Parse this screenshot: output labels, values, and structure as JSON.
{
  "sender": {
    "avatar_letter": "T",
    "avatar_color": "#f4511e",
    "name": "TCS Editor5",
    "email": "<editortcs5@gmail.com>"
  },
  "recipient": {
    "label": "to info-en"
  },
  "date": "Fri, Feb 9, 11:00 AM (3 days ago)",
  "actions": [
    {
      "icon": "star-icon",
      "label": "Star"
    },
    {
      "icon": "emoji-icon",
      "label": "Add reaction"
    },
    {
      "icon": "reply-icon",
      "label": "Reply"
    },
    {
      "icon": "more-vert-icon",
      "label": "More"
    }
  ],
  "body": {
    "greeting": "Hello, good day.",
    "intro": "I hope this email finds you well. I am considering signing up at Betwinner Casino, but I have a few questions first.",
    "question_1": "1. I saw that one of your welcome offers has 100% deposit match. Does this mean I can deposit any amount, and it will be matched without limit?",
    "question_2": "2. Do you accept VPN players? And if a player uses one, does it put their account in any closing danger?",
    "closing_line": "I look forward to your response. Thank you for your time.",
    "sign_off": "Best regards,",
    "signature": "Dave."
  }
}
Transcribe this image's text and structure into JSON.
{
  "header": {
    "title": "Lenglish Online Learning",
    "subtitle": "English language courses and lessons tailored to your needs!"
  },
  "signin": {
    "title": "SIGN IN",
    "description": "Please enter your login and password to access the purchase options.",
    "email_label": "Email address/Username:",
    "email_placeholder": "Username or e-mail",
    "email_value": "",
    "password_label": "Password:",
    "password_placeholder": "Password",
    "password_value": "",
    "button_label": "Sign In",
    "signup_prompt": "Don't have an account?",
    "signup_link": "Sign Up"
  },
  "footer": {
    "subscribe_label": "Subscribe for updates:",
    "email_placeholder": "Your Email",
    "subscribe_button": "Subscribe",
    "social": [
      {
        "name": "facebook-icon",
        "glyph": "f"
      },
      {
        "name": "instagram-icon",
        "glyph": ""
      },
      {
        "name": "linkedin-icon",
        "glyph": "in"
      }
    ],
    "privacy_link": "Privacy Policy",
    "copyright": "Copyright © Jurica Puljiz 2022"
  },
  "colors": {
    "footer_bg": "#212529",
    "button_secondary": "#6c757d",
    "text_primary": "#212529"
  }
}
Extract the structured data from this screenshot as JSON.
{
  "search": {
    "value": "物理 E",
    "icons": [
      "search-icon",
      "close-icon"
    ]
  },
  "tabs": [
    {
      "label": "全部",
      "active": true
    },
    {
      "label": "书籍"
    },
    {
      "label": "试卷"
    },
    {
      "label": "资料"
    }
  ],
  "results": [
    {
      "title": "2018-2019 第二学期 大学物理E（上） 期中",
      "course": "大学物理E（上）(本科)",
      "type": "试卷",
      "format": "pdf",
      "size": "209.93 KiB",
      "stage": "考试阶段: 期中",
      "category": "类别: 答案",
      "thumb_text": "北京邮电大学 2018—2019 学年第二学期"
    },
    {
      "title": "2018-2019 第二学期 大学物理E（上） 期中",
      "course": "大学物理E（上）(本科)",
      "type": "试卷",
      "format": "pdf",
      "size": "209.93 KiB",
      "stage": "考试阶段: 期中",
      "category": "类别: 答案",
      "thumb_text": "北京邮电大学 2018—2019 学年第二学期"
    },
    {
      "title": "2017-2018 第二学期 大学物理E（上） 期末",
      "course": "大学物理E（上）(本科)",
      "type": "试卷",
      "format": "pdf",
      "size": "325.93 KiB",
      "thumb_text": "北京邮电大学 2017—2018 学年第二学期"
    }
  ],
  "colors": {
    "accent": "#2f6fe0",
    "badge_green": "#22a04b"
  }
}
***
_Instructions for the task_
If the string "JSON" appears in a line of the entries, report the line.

_Answer section_
Parse this screenshot: output labels, values, and structure as JSON.
Transcribe this image's text and structure into JSON.
Extract the structured data from this screenshot as JSON.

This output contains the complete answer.